Towards Valuing Safety
During a successful launch and sustained use of a Values Based Safety Culture program, Client learned some key takeaways that you can leverage in implementing your own safety culture program. This case study explores an important lesson: the importance of chosing values to anchor behaviour.
Client is a global manufacturer of a specific family of chemicals. In 2009 two employees got intoxicated during maintenance work, leading to their death. DeWaardeFabriek was asked to help designing a clear safety culture for the client globally.
Client knew that working culture differed from shift to shift, resulting in unstable safety performance. Management wondered how to influence employee behaviour such that colleagues would find it normal to reflect on behaviour and display responsible safety behaviour.
The Values based behaviour approach could never have been implemented without your (DWF) help!
Client HSE Manager
Safety is Culture is Values
Safety performance is the result of a collective focus on acting in a safe way together. For developing and executing collective behaviour you need people to work from clear and shared values towards clear and shared objectives. Safety objectives are the most easy to determine: no injuries at all.
For collective safety behaviour you need to have a clear and shared set of values. Why are values so crucial? Values are the fundamental drivers of our thoughts and actions. Therefore an organisation needs to have a clear set of safety values as the foundation of safety behaviour.
(International) teams representing all organisation levels was challenged to determine the organisational safety values as well as providing a first translation into behaviour examples in the work execution. This team was supported by top-management as participants in the dialogues and work. Each team member was coached to make these values and behaviours a leading framework in all operational meetings.
One of the key things Client learned in this Values based Culture program: Take the time to really learn to translate “a value” into actual behaviour. Upper management became more and more aware of the importance to display the wanted behaviour in order to win trust and respect to require employees to display safe behaviour. Thus driving Client in the upper quartile of safety performance in chemical industry.

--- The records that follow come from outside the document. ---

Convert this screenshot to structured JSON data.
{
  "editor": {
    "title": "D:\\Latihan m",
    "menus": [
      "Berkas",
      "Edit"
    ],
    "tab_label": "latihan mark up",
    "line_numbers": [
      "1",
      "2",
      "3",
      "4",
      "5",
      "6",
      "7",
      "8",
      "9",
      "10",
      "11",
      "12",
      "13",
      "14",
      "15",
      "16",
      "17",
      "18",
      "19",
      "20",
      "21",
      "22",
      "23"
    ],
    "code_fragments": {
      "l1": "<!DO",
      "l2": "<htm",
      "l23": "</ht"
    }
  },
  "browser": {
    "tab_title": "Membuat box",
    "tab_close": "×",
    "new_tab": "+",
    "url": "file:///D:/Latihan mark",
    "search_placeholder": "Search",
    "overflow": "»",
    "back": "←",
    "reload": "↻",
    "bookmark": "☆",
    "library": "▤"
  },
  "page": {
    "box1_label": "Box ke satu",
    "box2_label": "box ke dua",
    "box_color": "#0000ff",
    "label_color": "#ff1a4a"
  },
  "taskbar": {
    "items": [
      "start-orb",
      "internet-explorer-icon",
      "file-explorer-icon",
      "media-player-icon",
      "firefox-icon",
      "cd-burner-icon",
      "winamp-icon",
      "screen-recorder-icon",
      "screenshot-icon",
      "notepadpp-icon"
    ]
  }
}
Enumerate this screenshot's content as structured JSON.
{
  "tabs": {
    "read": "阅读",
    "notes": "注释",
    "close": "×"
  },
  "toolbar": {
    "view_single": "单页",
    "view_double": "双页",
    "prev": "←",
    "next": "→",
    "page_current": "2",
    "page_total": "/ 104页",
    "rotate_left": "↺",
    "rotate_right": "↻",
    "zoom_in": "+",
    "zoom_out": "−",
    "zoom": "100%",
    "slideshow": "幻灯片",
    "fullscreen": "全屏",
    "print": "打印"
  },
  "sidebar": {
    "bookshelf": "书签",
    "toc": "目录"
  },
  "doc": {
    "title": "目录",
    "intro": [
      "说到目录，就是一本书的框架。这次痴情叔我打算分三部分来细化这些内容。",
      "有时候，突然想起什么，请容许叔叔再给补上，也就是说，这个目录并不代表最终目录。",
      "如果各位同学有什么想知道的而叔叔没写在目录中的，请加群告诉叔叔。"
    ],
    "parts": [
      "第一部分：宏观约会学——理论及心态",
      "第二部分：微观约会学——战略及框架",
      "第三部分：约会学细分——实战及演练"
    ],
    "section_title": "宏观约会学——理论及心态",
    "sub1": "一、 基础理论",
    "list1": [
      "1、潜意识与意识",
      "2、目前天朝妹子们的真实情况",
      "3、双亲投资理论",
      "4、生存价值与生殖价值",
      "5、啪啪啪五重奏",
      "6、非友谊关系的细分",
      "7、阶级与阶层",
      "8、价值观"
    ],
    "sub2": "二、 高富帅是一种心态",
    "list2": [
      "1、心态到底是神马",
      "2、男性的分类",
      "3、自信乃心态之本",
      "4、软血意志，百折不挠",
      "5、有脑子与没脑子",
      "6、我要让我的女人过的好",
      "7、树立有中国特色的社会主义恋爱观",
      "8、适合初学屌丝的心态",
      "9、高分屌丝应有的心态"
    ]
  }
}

An important culture success driver of safe behaviour was the set of clear and logic safety values and linked behaviour.
This insight has been fed into the daily operational management meetings to cultivate that behaviour management is a normal part of the job.